Echo Arena Preview – A Memorable VR Experience
Echo Arena, the virtual reality esport spin-off of Ready At Dawn’s Lone Echo, is the “battle room” from Ender’s Game with less shooting, more punching and a hell of a lot of laughter. It’s a 4 vs 4 competitive title that plays a little like rugby set in zero-gravity and while it took me some time to get a handle on the controls, my hands-on with Echo Arena proved to be one of the most memorable gaming experiences I had at E3 2017. The best news? Echo Arena will be free for all Oculus Rift owners.
The demo I played tasked my team and I with scoring more points than our opponents by throwing a ball through a goal ring in the defender’s zone. But first, we had to navigate the player lobby, create a game plan, and not so gracefully enter the arena as a team. In this instance, I found it easiest to just grab the shoulder of a teammate and bum a lift. Playing Echo Arena with an Oculus Touch setup, I was blown away by how natural floating around and interacting with other players felt. After some quick but very necessary coaching from my team captain, I was on my way to nearly positively contributing to my team. Teamwork is of utmost importance if wanting to truly dominate and even with our short session, my team learned to communicate and pass the ball better (sort of) as we tried to claw back from an embarrassing 6 – 2 whooping. There was a nice ebb and flow to the matches, with good defense clearly being just as important as a productive offense.
Echo Arena’s controls are actually pretty intuitive, striking that balance of being easy to learn but tough to master. To use your jet-air propulsion, simply point your hands in the direction you want to move and hit a face button. To stop, click down on the right stick. Grabbing and throwing the ball is as easy as reaching out and manipulating the triggers to catch and release. You can quickly turn around by flicking the right stick as well, so there’s no worry of getting tangled in cable and throwing a punch at your opponents helmet is achieved exactly as it is in real life, make a fist and swing away. You can even launch yourself off walls and other stationary obstacles around the arena and It all feels incredible in action.
The sensation of zero-gravity in Echo Arena is so convincing that my legs felt a little like jello on more than one occasion and it was in these hyper-immersive moments that the game’s true fun shined through. Thanks to the realistically floaty movement, I was constantly and quite comically finding myself inches away from the ball and unable to reach out and grab it on time, slowly drifting by the action and feeling useless as my team shared a giggle with — or more accurately, at me. I was in stitches for the entire 10-minute match but I can imagine some very intense games going down with 8 players that know what they’re doing, passing the ball in a rhythmic fashion and using the environment to their advantage.

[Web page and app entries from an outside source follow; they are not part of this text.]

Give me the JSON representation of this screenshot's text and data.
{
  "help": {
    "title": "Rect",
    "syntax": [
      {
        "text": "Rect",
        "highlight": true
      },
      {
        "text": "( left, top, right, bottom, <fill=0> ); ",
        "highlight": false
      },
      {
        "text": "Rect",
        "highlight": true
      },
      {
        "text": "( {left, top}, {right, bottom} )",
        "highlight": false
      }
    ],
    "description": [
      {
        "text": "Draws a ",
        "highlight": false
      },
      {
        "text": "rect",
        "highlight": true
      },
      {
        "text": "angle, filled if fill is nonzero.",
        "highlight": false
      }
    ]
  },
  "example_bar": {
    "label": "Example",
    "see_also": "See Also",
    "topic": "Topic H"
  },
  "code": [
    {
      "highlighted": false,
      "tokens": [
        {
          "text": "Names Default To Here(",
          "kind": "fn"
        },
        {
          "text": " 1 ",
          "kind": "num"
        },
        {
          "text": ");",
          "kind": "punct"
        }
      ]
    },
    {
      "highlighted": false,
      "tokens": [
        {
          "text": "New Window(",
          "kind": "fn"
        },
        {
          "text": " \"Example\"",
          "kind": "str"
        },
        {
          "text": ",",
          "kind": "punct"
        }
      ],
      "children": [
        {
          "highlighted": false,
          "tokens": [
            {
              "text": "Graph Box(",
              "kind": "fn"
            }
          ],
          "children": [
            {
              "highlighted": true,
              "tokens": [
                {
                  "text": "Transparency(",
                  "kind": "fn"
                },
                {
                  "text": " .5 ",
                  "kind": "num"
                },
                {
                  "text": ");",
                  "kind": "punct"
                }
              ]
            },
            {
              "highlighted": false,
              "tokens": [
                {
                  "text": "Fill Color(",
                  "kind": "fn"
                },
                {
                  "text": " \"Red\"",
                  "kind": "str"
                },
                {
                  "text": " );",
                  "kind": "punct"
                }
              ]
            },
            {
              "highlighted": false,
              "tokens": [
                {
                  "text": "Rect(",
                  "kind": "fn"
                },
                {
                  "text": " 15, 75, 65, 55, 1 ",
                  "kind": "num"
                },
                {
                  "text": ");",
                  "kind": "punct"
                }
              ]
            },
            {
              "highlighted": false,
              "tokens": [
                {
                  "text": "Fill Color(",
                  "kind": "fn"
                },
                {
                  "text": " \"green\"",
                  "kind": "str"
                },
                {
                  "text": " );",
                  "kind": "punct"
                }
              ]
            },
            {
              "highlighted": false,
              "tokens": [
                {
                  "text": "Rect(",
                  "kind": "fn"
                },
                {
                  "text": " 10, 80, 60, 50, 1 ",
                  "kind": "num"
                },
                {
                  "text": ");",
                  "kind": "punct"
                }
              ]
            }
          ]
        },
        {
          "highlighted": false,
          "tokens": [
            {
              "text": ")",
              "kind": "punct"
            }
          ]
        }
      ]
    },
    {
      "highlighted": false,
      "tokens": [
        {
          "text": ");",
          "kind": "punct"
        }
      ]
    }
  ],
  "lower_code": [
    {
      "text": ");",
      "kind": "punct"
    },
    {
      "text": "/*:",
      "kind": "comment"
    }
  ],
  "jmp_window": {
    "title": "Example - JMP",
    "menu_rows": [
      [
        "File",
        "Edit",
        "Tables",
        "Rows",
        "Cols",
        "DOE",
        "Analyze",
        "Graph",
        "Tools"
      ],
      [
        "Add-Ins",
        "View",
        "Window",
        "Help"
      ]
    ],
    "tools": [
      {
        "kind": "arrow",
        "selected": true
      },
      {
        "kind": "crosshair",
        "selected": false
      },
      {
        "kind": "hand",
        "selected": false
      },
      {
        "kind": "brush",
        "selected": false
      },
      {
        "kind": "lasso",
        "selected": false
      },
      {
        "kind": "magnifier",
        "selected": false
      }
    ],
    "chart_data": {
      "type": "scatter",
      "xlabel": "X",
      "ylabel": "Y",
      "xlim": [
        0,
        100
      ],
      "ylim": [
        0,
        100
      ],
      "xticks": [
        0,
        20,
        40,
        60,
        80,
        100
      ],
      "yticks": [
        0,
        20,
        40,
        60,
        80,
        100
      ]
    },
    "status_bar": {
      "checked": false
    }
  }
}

There’s something indescribably satisfying about Echo Arena and I think those who give it a chance will be happy they did. It looks great, feels awesome to play and most importantly, it’s a hell of a lot of fun. There’s potential here for Echo Arena to be a big player in the VR esport space if Ready At Dawn and Intel, are committed to long-term support, building a passionate community and listening to and implementing player feedback. For now, let’s just cross our fingers that Echo Arena lives up to its potential. It needs to be as fun to watch as it is to play and the verdict is still out on that one.